4. When Jesus heard this He declared He had not found such faith in Israel; nay, that many would come from the east and the west, and sit down with Abraham and Isaac and Jacob in the kingdom of heaven, but the Jews themselves would be cast forth, because they would not believe.

5. Then He turned to the centurion and said: "As you have believed, so be it done;" and immediately the servant was cured.

The Jews did not receive Christianity as willingly as the Gentiles; in like manner Joseph's brethren despised him, whilst the Egyptians admired him.

QUESTIONS TO CHAPTER 24.—What is said of the leper? What was a custom among the Jews? What was it a figure of? What happened at Capernaum?

25.—The Widow's Son of Naim.

[Illustration] from Bible History for Catholics by R. Gilmour

1. Once when Jesus was entering the city of Naim, accompanied by His disciples and a great multitude, He met a funeral procession in which a widow's son was carried out to be buried. Jesus, seeing the great sorrow of the mother, and the many friends that were with her, came and said, "Weep not."

2. Then He approached the bier on which the dead man lay, and, touching the body, said, "Arise;" and the young man rose up and began to speak. Jesus presented the son to the mother. When those who were present saw what was done, great fear came upon them, and they began to glorify God, because "a great prophet had arisen amongst them."

3. This miracle is symbolic of the future resurrection, when God will raise up all men from the grave. Even now it has its fulfilment in the Sacrament of Penance, where Jesus Christ, through His priests, raises up the sinner from the spiritual death of sin.

QUESTIONS TO CHAPTER 25.—Tell how Jesus raised the widow's son.

26.—Mary Magdalene.

[Illustration] from Bible History for Catholics by R. Gilmour
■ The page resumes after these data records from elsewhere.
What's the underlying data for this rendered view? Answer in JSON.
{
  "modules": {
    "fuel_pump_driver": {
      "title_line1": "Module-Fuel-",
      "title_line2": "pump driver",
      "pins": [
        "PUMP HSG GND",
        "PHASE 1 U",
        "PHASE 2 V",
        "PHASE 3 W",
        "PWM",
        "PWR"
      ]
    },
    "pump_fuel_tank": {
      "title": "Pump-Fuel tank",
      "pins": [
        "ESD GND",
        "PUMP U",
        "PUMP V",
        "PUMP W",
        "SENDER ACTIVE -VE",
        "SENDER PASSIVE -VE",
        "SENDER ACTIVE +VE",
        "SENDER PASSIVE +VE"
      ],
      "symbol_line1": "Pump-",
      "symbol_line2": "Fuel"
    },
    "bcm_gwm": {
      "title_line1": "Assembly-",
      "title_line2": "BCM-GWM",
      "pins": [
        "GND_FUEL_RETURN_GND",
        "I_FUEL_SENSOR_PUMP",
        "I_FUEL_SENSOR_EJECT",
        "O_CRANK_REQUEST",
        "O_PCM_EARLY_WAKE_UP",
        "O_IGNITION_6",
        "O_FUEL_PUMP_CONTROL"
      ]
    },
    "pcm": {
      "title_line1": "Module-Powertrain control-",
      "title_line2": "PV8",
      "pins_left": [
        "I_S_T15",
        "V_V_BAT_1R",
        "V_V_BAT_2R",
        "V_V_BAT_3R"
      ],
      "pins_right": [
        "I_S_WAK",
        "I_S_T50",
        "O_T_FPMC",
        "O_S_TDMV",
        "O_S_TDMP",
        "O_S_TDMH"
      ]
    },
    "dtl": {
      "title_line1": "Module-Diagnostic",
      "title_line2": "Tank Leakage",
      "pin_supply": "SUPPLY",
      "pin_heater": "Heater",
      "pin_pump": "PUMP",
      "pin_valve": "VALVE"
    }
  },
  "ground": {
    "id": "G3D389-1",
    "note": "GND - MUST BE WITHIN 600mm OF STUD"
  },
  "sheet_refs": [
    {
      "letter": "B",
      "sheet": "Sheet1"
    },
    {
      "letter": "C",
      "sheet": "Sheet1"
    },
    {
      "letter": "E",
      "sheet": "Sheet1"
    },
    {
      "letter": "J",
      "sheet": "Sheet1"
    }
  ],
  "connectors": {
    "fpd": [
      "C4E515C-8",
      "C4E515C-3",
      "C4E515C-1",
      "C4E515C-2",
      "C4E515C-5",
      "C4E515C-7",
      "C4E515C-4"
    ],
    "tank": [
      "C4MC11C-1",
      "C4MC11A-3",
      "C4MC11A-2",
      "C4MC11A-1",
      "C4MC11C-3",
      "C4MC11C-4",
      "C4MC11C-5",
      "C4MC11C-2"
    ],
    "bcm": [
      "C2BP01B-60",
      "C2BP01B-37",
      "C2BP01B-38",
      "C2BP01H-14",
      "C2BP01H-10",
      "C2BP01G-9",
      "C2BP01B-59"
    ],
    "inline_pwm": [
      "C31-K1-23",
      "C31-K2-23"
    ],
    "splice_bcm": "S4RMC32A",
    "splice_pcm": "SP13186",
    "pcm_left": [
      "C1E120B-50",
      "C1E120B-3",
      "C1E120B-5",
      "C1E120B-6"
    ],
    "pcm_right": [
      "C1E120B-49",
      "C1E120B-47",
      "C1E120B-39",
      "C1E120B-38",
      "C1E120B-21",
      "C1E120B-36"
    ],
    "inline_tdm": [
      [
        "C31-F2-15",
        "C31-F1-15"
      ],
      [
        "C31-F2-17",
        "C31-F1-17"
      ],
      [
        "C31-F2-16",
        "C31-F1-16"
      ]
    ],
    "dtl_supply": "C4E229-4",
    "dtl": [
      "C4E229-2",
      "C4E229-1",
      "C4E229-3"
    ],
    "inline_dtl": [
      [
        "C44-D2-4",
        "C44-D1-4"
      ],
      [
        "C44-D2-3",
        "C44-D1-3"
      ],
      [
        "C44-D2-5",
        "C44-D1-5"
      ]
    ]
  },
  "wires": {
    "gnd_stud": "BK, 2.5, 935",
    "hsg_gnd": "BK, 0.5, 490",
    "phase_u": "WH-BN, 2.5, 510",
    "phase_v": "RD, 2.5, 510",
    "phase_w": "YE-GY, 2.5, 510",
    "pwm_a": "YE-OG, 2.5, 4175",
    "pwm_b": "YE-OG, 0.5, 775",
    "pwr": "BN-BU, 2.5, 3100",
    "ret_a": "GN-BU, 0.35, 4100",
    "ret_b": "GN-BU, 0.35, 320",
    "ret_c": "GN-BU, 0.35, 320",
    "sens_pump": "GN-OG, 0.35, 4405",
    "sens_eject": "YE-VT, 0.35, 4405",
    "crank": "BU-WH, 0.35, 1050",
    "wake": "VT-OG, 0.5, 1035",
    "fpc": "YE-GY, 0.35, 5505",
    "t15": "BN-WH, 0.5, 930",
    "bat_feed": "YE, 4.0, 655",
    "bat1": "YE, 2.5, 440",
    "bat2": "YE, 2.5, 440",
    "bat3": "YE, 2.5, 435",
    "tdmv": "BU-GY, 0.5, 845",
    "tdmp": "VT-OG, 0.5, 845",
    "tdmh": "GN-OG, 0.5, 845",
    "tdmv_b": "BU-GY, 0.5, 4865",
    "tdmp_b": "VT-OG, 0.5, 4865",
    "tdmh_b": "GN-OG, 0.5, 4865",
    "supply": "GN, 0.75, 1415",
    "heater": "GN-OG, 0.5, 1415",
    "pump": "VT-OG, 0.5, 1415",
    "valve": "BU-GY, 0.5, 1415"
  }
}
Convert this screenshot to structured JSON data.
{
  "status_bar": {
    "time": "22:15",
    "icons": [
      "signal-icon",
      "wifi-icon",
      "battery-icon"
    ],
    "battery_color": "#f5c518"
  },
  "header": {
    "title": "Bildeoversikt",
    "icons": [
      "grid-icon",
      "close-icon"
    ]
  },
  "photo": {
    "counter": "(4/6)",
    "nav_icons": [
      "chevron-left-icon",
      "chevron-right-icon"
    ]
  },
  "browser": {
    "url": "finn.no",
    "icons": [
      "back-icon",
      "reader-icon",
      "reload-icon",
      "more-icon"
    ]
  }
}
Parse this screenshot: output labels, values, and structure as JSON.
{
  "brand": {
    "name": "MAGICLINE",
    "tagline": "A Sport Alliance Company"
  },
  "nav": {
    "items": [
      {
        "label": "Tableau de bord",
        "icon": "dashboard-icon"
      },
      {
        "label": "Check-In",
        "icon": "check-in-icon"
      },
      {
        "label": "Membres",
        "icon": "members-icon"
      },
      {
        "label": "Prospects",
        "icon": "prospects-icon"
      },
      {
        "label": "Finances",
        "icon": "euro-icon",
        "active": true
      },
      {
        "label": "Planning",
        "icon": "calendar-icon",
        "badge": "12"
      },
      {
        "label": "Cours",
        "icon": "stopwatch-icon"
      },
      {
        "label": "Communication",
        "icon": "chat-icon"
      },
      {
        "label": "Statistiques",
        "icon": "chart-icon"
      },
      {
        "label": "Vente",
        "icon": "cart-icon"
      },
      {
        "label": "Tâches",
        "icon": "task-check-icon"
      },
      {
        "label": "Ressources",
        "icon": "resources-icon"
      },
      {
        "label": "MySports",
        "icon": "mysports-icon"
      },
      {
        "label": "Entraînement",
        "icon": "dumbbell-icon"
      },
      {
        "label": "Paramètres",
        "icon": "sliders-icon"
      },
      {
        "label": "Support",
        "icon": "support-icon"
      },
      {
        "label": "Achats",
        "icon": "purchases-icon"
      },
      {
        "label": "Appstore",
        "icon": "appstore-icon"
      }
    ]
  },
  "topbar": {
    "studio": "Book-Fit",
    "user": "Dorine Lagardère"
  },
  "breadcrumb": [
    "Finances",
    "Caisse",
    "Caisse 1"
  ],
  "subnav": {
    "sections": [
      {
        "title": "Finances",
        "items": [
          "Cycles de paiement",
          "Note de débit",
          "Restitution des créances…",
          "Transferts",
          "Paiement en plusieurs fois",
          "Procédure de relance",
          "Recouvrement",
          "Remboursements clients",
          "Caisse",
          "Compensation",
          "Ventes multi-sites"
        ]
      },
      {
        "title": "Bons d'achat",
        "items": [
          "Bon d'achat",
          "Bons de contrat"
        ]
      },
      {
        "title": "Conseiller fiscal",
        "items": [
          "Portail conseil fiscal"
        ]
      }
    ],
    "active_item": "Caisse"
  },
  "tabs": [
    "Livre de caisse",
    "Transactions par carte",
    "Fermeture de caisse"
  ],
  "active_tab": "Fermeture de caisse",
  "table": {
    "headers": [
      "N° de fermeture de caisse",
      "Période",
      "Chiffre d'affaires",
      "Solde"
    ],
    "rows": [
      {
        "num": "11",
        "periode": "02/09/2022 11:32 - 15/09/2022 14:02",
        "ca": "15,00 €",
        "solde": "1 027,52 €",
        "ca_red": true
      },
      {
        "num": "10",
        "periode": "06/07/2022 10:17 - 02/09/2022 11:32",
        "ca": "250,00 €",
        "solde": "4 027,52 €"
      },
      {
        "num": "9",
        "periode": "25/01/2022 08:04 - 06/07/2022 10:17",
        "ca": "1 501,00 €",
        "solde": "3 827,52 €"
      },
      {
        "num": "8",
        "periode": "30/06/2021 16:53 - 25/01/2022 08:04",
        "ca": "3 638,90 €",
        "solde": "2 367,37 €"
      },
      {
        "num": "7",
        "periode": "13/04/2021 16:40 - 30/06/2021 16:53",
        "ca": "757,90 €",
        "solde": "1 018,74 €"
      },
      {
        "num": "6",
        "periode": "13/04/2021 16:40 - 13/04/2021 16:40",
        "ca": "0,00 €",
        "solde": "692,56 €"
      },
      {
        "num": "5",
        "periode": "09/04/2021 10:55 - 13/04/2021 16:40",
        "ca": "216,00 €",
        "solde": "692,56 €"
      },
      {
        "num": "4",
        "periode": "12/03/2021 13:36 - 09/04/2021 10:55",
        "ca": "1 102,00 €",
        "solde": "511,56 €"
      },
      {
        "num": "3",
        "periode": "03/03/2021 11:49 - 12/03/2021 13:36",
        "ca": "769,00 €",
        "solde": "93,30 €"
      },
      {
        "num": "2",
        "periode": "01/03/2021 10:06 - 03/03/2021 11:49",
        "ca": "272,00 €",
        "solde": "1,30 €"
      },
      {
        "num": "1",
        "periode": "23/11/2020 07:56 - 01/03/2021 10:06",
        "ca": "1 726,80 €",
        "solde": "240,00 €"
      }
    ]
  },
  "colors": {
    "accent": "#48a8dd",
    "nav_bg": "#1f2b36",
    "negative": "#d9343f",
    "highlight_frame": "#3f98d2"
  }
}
1. A certain Pharisee, named Simon, invited Jesus to come and eat with him. Jesus went, and, while He was at table, Mary Magdalene came and brought with her an alabaster box filled with precious perfume. Entering the house, she cast herself on her knees, and began to wash the feet of Jesus with her tears, and to wipe them with the hair of her head; then, kissing them, she anointed them with the precious perfume she had brought.

2. When the Pharisee saw this he began to doubt in Jesus; saying to himself: "Were this man a prophet, He would surely know this woman is a sinner."

Jesus, knowing his thoughts, spoke to him as follows: "A certain man had two debtors: one owed him five hundred pence; the other, fifty. As neither could pay him, he forgave them both. Which, do you think, loved him most?" The Pharisee said: "I suppose he to whom he forgave most."

3. "You see this woman," said Jesus. "I entered your house, and you gave Me no water for My feet; yet she has washed them with her tears, and wiped them with her hair. You did not anoint My head, but she has anointed My feet. I say to you many sins are forgiven her, because she has loved much."

QUESTIONS TO CHAPTER 26.—Give the history of Mary Magdalene and the anointing of Jesus.

27.—The Messengers of John the Baptist.

1. Owing to the poverty and obscurity of His life, many thought Jesus was not the Son of God, and could not be the Messiah. John the Baptist, not that he doubted, but that he might afford Jesus an opportunity of publicly proclaiming His divinity, sent two of his disciples to ask Him if He were the Messiah or not.

2. Jesus, without saying yes or no, simply referred to the miracles He had wrought and the evils He had cured, and told the messengers to say to John: "The blind see, the deaf hear, the dead rise, and the poor have the Gospel preached to them." These things had been long before prophesied of the Messiah by Isaiah.

QUESTIONS TO CHAPTER 27.—For what did John send messengers? What answers did Jesus give John's messengers?